Comanche aka Comanche Spirit: Comanche may have Novice level scope in him, but there is a rather large difference of opinion regarding his age between the two vets that have treated him, and an equine dentist. My gut feeling tells me he’s in his early to mid-teens, but I have to accept the fact that he may not be, and that may limit his competitive trajectory. We’ll just keep progressing until he tells me enough is enough. Comanche has a natural endurance unlike any other horse I’ve ever ridden. A part of me has this secret wish to complete the Tevis Cup Trail, and it’s not unheard of for horses in their mid twenties to do it. So maybe in a year or two, as Johnny Cash begins stepping up in the eventing world, I’ll transition Comanche to more endurance activities.
Summer Cloud: It’s been two years since Darling Husband snatched this gorgeous little pony from the clutches of a kill buyer at a horse auction. She’s spent that time pregnant, losing the first foal, and then giving us a beautiful colt on Easter morning this year. Since weaning she’s had a few months just chilling, but hopefully I’ll begin her driving training in December or January. Ultimately she’ll be paired with Apple Jack if those two feisty little mares can get along side by side.
Thistle/Mesquite/Sage: I’m not even going to say that I managed to adequately halter break these asses. They kind of tolerate having one on their head, and lead sort of. Anyway I’d like to focus on some serious ground work, and maybe with any luck get them to accept being ridden. I can’t think of anything cuter than Jasper riding a little burro. It’s a goal, and I think doable with at least one of them. I have high hopes for Mesquite. So far she’s been the easiest to work with out of the bunch.
Tater Tot: Tater turns 4 this June, which means she’s officially old enough to drive.

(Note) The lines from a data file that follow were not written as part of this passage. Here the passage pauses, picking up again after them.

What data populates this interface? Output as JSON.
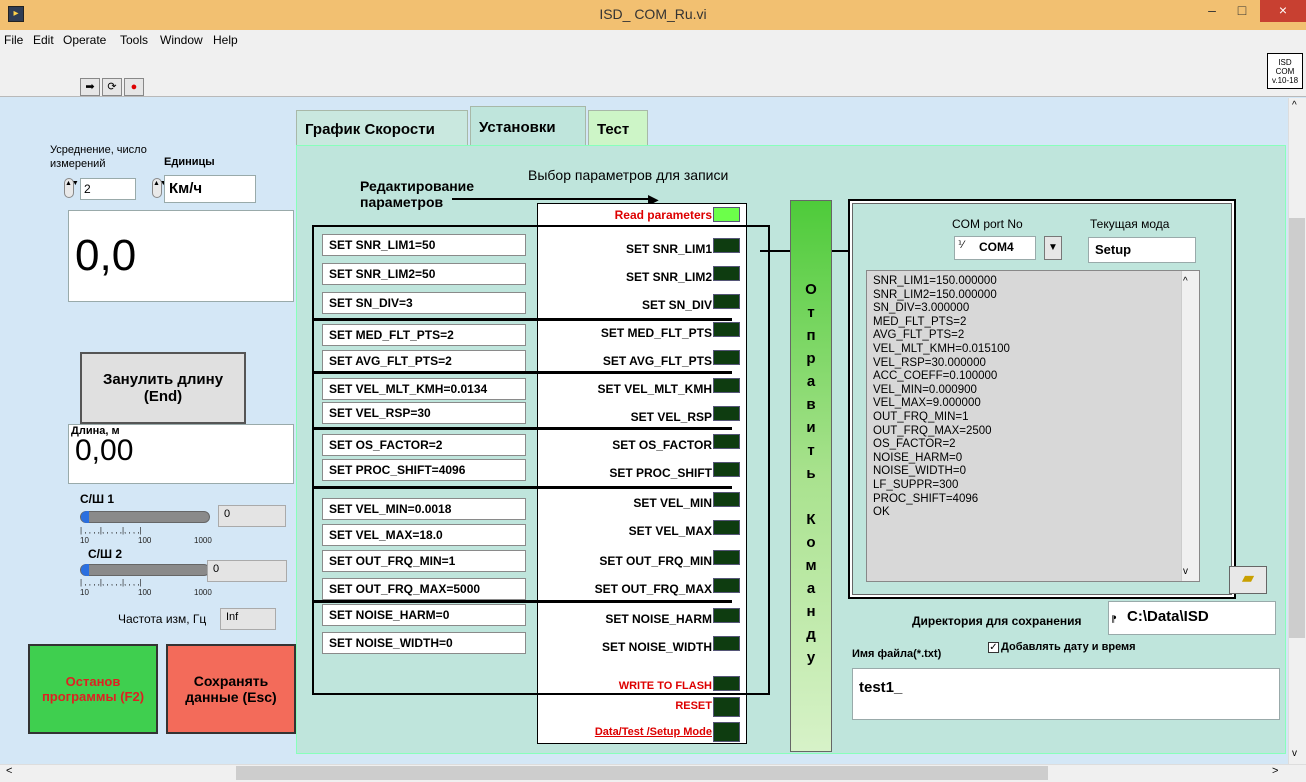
{
  "window": {
    "title": "ISD_ COM_Ru.vi",
    "icon": "labview-icon",
    "min": "–",
    "max": "□",
    "close": "×"
  },
  "menu": [
    "File",
    "Edit",
    "Operate",
    "Tools",
    "Window",
    "Help"
  ],
  "toolbar": {
    "icons": [
      "run-arrow-icon",
      "run-continuous-icon",
      "abort-icon"
    ],
    "vi_icon_text": "ISD COM v.10-18"
  },
  "left": {
    "avg_label": "Усреднение, число измерений",
    "avg_value": "2",
    "units_label": "Единицы",
    "units_value": "Км/ч",
    "speed_value": "0,0",
    "reset_len_button": "Занулить длину (End)",
    "length_label": "Длина, м",
    "length_value": "0,00",
    "snr1_label": "С/Ш 1",
    "snr1_value": "0",
    "snr2_label": "С/Ш 2",
    "snr2_value": "0",
    "ticks": [
      "10",
      "100",
      "1000"
    ],
    "freq_label": "Частота изм, Гц",
    "freq_value": "Inf",
    "stop_button": "Останов программы (F2)",
    "save_button": "Сохранять данные (Esc)"
  },
  "tabs": [
    {
      "label": "График Скорости",
      "active": false
    },
    {
      "label": "Установки",
      "active": true
    },
    {
      "label": "Тест",
      "active": false
    }
  ],
  "panel": {
    "edit_label": "Редактирование параметров",
    "select_label": "Выбор параметров для записи",
    "read_params": "Read parameters",
    "edit_rows": [
      "SET SNR_LIM1=50",
      "SET SNR_LIM2=50",
      "SET SN_DIV=3",
      "SET MED_FLT_PTS=2",
      "SET AVG_FLT_PTS=2",
      "SET VEL_MLT_KMH=0.0134",
      "SET VEL_RSP=30",
      "SET OS_FACTOR=2",
      "SET PROC_SHIFT=4096",
      "SET VEL_MIN=0.0018",
      "SET VEL_MAX=18.0",
      "SET OUT_FRQ_MIN=1",
      "SET OUT_FRQ_MAX=5000",
      "SET NOISE_HARM=0",
      "SET NOISE_WIDTH=0"
    ],
    "set_rows": [
      "SET SNR_LIM1",
      "SET SNR_LIM2",
      "SET SN_DIV",
      "SET MED_FLT_PTS",
      "SET AVG_FLT_PTS",
      "SET VEL_MLT_KMH",
      "SET VEL_RSP",
      "SET OS_FACTOR",
      "SET PROC_SHIFT",
      "SET VEL_MIN",
      "SET VEL_MAX",
      "SET OUT_FRQ_MIN",
      "SET OUT_FRQ_MAX",
      "SET NOISE_HARM",
      "SET NOISE_WIDTH"
    ],
    "write_flash": "WRITE TO FLASH",
    "reset": "RESET",
    "mode": "Data/Test /Setup Mode",
    "send_button": "Отправить Команду",
    "com_label": "COM port No",
    "com_value": "COM4",
    "mode_label": "Текущая мода",
    "mode_value": "Setup",
    "response_lines": [
      "SNR_LIM1=150.000000",
      "SNR_LIM2=150.000000",
      "SN_DIV=3.000000",
      "MED_FLT_PTS=2",
      "AVG_FLT_PTS=2",
      "VEL_MLT_KMH=0.015100",
      "VEL_RSP=30.000000",
      "ACC_COEFF=0.100000",
      "VEL_MIN=0.000900",
      "VEL_MAX=9.000000",
      "OUT_FRQ_MIN=1",
      "OUT_FRQ_MAX=2500",
      "OS_FACTOR=2",
      "NOISE_HARM=0",
      "NOISE_WIDTH=0",
      "LF_SUPPR=300",
      "PROC_SHIFT=4096",
      "OK"
    ],
    "dir_label": "Директория для сохранения",
    "dir_value": "C:\\Data\\ISD",
    "filename_label": "Имя файла(*.txt)",
    "add_date_label": "Добавлять дату и время",
    "filename_value": "test1_"
  },
  "colors": {
    "titlebar": "#f2c071",
    "panel": "#bfe5dc",
    "stop": "#3fcf4f",
    "save": "#f36b5a",
    "led_on": "#6cff4a",
    "led_off": "#0e3c10"
  }
}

I may begin the ground driving before June, but I definitely want her driving by the end of 2022.
Apple Jack: In an effort to reproduce a mini relatively close in size to Tater, I decided to re-breed Apple Jack to Beau Pony. Worst case scenario, the pony will be closer AJ or SC’s size. Either way, I decided since I still have two more ponies to train to ground drive, I had the time to wait for another foal to grow up, if there was a chance of getting something to match Tater. If not we’ll still love it, and find a job for it.
Moonshine aka Dixieland Delight: This little pony is solid in every sense of the word! She’s unflappable, brave, and has more parade driving mileage than all my other animals combined. I struggle to keep her at a healthy weight because apparently air is fattening for this little chunk. She’ll most likely just maintain her current levels, and maybe do a stint as Jasper’s first riding pony while I’m trying to train the donkeys.
There are some limitations to these plans. Besides the obvious, time, I need more harness. I can train Summer using Apple Jack’s current harness, but at some point if they are going to be a pair, then I need at least another harness set. Unfortunately Chimacum Tack no longer offers the Marafun harness. If I want a matching harness set for a pair, I’ll most likely end up buying at least 2 new sets. Tater is so tiny she’ll need a custom harness to start training, which makes 3 new sets of harness, and for any of you that have priced harness, smaller does not equal less expensive. I’ve not had great success finding used tack for mini’s either. I’m finally at a point with full size horse tack, that I shouldn’t need to make any major purchases for the big guys for at least a few years. So, I’m squirreling money away in my Acorns app. With better organization/planning, luck, and my ability to find harness, hopefully I can realize some of these goals in 2022!